Reflections on Murder in the Cathedral
We attended San Diego Opera’s presentation of Ildebrando Pizzetti’s Murder in the Cathedral (It. Assassinio nella cattedrale) Saturday night, March 30, 2013, at the San Diego Civic Theater. General Director Ian Campbell has long wanted to stage this work ever since he bowed to the wishes of his opera board in 1970’s South Australia, who thought it was too modern. After having attended, I can now see why he was impressed by this work.
First fully staged at La Scala in 1958, this brief (less that two hours including intermission) opera closely follows the T.S. Eliot play in depicting the internal struggle faced by Archbishop of Canterbury Thomas Becket in 1170 as he contemplates his approaching murder by knights sent by King Henry II of England. And, of course, the opera shows the murder itself, the knights rationalizing their actions and ends with a glorious choral scene in which Becket is declared a saint by the assembled men’s, women’s and children’s choruses.
Of course, as a kind of one-man show, Murder in the Cathedral needs a first rate singing actor to portray Becket, and Italian basso Ferruccio Furlanetto easily fulfilled this requirement handling the difficult declamatory vocal line with ease and turning himself into the at first anguished, but later resolute, Becket. He dominated the stage. At the same time, for a one-man show there are a remarkable number of supporting characters from the Tempters/Knights, to the three priests, to the Herald and the two solo female “choruses.” Each of these roles is short, but important, and Ian Campbell, who also directed, made sure they were well cast so that there were no weak spots in the performance. If we add the stunning set depicting Canterbury Cathedral, I cannot imagine a better staging of this opera.

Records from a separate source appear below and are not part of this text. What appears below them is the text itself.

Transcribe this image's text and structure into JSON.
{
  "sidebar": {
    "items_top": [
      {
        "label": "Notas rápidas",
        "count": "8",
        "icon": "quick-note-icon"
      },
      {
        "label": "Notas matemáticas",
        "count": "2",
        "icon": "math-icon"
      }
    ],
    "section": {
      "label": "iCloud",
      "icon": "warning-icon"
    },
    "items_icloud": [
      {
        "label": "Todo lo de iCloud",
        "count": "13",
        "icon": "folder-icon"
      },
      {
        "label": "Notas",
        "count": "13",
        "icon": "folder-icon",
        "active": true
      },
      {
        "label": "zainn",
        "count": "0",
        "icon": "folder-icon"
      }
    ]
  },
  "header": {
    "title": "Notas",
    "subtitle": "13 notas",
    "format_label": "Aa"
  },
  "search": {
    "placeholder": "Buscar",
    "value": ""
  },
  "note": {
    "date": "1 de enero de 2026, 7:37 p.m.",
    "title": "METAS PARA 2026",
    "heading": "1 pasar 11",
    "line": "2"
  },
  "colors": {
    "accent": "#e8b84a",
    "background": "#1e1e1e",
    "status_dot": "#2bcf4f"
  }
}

As for the work itself, I think it is underrated, even by our local critic, who referred to as a “second-rate work by a second rate Italian composer.” I will admit that with its declamatory style and almost complete lack of arias, it can be considered a “difficult” work, but because of that I took the time to prepare by reading the play, attending lectures and watching a DVD of performance set in the Cathedral of Bari Italy. I think the preparation paid off, because I familiarized myself with the dark rhythmic orchestral music, the beautiful choral music and the moving scenes with the two solo female choruses, especially the aria for the “First Chorus” in the last act. And, as mentioned before, the chorus that ended the opera just blew me away.
An additional treat was that the often-cut scene after the slaying of Becket, in which the knights speak directly to the audience attempting to justify their actions, was included. I enjoyed this scene, not for the music, but for the dialog, which reminded me of the ability of the human mind to rationalize even the most horrendous acts.
There are two performances left of Murder in the Cathedral-Friday, April 5, and a matinee on Sunday, April 7. Gentle reader, I recommend that you attend. Even if you do not like the music, you will love Furlanetto’s performance, and if you like neither, it is only two hours long.